§ **INSTRUCTIONS FOR THE TASK**
Where the records hold the string "screenshot", show the whole line it sits on.

§ **STUDY MATERIAL**
· · · · ·
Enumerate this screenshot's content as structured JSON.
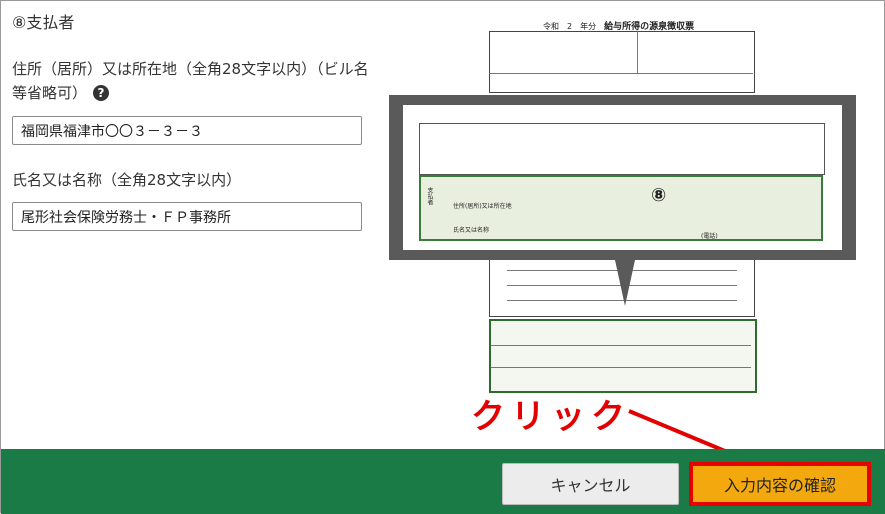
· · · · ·
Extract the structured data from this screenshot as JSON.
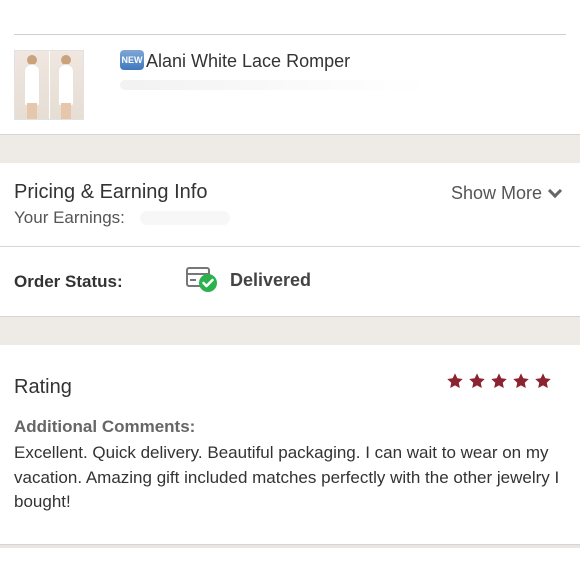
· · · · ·
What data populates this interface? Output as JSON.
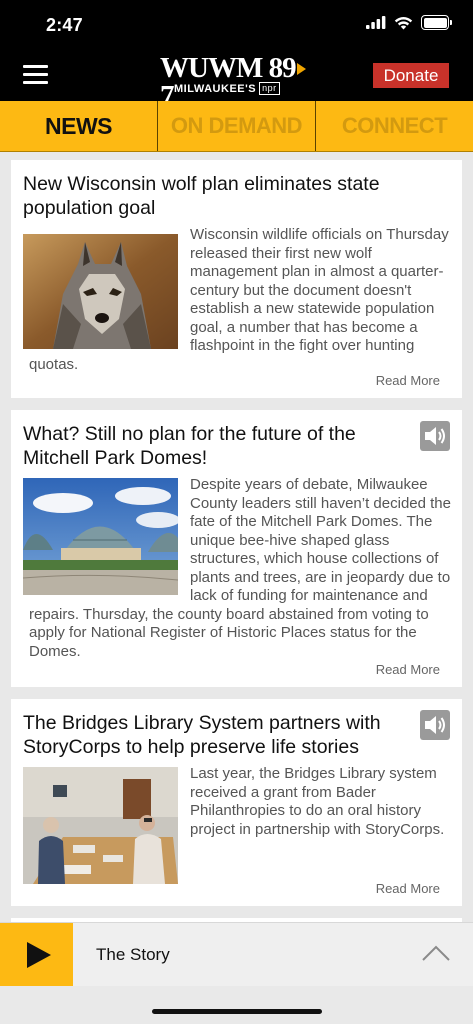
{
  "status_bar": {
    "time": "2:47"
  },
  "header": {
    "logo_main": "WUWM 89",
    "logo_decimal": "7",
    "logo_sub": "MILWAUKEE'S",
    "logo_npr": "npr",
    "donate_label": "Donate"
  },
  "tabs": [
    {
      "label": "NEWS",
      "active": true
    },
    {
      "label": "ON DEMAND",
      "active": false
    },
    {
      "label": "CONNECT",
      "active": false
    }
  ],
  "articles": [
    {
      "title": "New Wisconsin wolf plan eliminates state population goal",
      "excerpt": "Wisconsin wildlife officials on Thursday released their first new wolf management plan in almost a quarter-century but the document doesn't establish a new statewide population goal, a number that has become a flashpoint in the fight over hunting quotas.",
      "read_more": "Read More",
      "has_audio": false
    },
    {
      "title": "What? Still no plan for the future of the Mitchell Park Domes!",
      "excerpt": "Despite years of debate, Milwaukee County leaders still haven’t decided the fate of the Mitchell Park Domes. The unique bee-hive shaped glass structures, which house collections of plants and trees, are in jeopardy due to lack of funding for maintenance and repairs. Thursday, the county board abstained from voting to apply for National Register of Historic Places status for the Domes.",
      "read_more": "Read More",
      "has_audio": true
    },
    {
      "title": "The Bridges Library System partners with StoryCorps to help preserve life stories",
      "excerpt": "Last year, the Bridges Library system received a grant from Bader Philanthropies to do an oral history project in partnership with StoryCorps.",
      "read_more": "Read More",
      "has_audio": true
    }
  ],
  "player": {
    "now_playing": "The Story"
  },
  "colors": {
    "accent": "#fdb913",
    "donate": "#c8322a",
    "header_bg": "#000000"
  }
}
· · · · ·
§ **YOUR SOLUTION**
Enumerate this screenshot's content as structured JSON.
Extract the structured data from this screenshot as JSON.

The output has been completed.